While on a tour of the center, Zarate asked why there were papers on top of a table. She learned they were prayer intentions and that it was not a table, but the tomb of Father Casey. In 1987, his body was exhumed and found incorrupt, although water had seeped in and rotted the insides of the coffin. His body was moved into a crypt in the chapel of the Capuchin monastery adjoining the Solanus Casey Center, where it is now.
“She [Zarate] filled out 14 or 15 papers for other people’s intentions,” Father Webber said. “The friar showing her around told her it was time to go to lunch. But then she heard a voice say: ‘What about you? What do you need?’”
Zarate was overwhelmed and knelt back down, telling God she was sorry for not thinking of herself. Then she prayed for the intercession of Father Casey to heal the very painful genetic skin condition she had suffered from since birth. When Zarate continued to the cafeteria for lunch, she soon felt strange and excused herself to her guestroom.
“In her room, all these scales of skin were falling off her, and there was baby skin under it,” Father Webber said. “She was stunned and went back to the cafeteria and explained what happened.” A report was filled out that day. Ultimately, five doctors determined there was no natural explanation for the healing.
According to Father Webber, there have been many dramatic healings attributed to the intercession of Father Casey that did not meet the Vatican’s strict guidelines for miracles. He gave two examples.
A little child was having 20 seizures a day, the friar said. His father came to the tomb, crying and praying. From that time on, there were no more seizures. A doctor said that could happen on its own so that case was ruled out for consideration as an official miracle.
In another case, a dying grandmother was on life support in hospice. She had been very devoted to Father Casey during her life, Father Webber said. Right before they disconnected her from life support, they put a badge with a relic of in her hand and prayed for her. She suddenly opened her eyes and was fine and able to walk out of the facility.
“A nurse had said: ‘That can happen,’ so it was ruled out,” Father Webber said. “It has to be something even an atheist would say is impossible.”
Brother Richard Merling, the other vice postulator and director of the Father Solanus Guild, met Father Casey as a young boy.
“I had an older brother who had a serious leg injury from a car accident, and it was going to be amputated,” he said. “My mother told us to go see Father Solanus. He said, ‘Oh, don’t worry. Everything is going to be all right.’ The next day the doctor confirmed that.”

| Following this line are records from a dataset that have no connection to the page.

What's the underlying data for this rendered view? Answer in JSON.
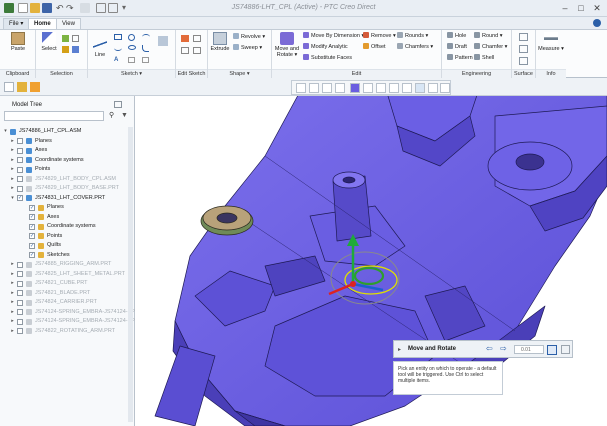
{
  "window": {
    "title": "JS74886-LHT_CPL (Active) - PTC Creo Direct"
  },
  "tabs": [
    {
      "label": "File"
    },
    {
      "label": "Home"
    },
    {
      "label": "View"
    }
  ],
  "ribbon": {
    "groups": [
      {
        "label": "Clipboard"
      },
      {
        "label": "Selection"
      },
      {
        "label": "Sketch"
      },
      {
        "label": "Edit Sketch"
      },
      {
        "label": "Shape"
      },
      {
        "label": "Edit"
      },
      {
        "label": "Engineering"
      },
      {
        "label": "Surface"
      },
      {
        "label": "Info"
      }
    ],
    "clipboard": {
      "paste": "Paste"
    },
    "selection": {
      "select": "Select"
    },
    "sketch": {
      "line": "Line"
    },
    "shape": {
      "extrude": "Extrude",
      "revolve": "Revolve",
      "sweep": "Sweep"
    },
    "edit": {
      "move_rotate": "Move and Rotate",
      "move_by_dimension": "Move By Dimension",
      "modify_analytic": "Modify Analytic",
      "substitute_faces": "Substitute Faces",
      "remove": "Remove",
      "offset": "Offset",
      "rounds": "Rounds",
      "chamfers": "Chamfers"
    },
    "engineering": {
      "hole": "Hole",
      "draft": "Draft",
      "pattern": "Pattern",
      "round": "Round",
      "chamfer": "Chamfer",
      "shell": "Shell"
    },
    "info": {
      "measure": "Measure"
    }
  },
  "model_tree": {
    "title": "Model Tree",
    "items": [
      {
        "label": "JS74886_LHT_CPL.ASM",
        "level": 0,
        "state": "root"
      },
      {
        "label": "Planes",
        "level": 1,
        "state": "normal"
      },
      {
        "label": "Axes",
        "level": 1,
        "state": "normal"
      },
      {
        "label": "Coordinate systems",
        "level": 1,
        "state": "normal"
      },
      {
        "label": "Points",
        "level": 1,
        "state": "normal"
      },
      {
        "label": "JS74829_LHT_BODY_CPL.ASM",
        "level": 1,
        "state": "dim"
      },
      {
        "label": "JS74829_LHT_BODY_BASE.PRT",
        "level": 1,
        "state": "dim"
      },
      {
        "label": "JS74831_LHT_COVER.PRT",
        "level": 1,
        "state": "checked"
      },
      {
        "label": "Planes",
        "level": 2,
        "state": "checked"
      },
      {
        "label": "Axes",
        "level": 2,
        "state": "checked"
      },
      {
        "label": "Coordinate systems",
        "level": 2,
        "state": "checked"
      },
      {
        "label": "Points",
        "level": 2,
        "state": "checked"
      },
      {
        "label": "Quilts",
        "level": 2,
        "state": "checked"
      },
      {
        "label": "Sketches",
        "level": 2,
        "state": "checked"
      },
      {
        "label": "JS74885_RIGGING_ARM.PRT",
        "level": 1,
        "state": "dim"
      },
      {
        "label": "JS74825_LHT_SHEET_METAL.PRT",
        "level": 1,
        "state": "dim"
      },
      {
        "label": "JS74821_CUBE.PRT",
        "level": 1,
        "state": "dim"
      },
      {
        "label": "JS74821_BLADE.PRT",
        "level": 1,
        "state": "dim"
      },
      {
        "label": "JS74824_CARRIER.PRT",
        "level": 1,
        "state": "dim"
      },
      {
        "label": "JS74124-SPRING_EMBRA-JS74124-SPRI",
        "level": 1,
        "state": "dim"
      },
      {
        "label": "JS74124-SPRING_EMBRA-JS74124-SPRI",
        "level": 1,
        "state": "dim"
      },
      {
        "label": "JS74822_ROTATING_ARM.PRT",
        "level": 1,
        "state": "dim"
      }
    ]
  },
  "move_panel": {
    "title": "Move and Rotate",
    "value": "0.01",
    "tip": "Pick an entity on which to operate - a default tool will be triggered. Use Ctrl to select multiple items."
  },
  "colors": {
    "model": "#6a5ee0",
    "model_dark": "#4a3fb8",
    "edge": "#1e1a55",
    "accent": "#2b5fa8"
  }
}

Brother Richard said favors attributed to Father Casey are reported weekly.
“Just walking through the center, people tell me things like, ‘I was terribly sick and got ahold of his relic badge and started praying and got better.’ Or someone will tell me they had a broken arm and the next time they saw the doctor there was nothing wrong with it.”
For Father Casey to be canonized a saint, there needs to be one more miracle that occurred after the Pope signed the decree for the beatification. According to Father Webber, the wait may not be long.
“We already had two dramatic cases worthy of investigation since then,” he said. “The stories of favors from the intercession of Father Solanus are constant.”
Register correspondent Patti Armstrong writes from North Dakota.
She is covering Father Casey’s beatification this week for the Register.
This story was updated after it was posted.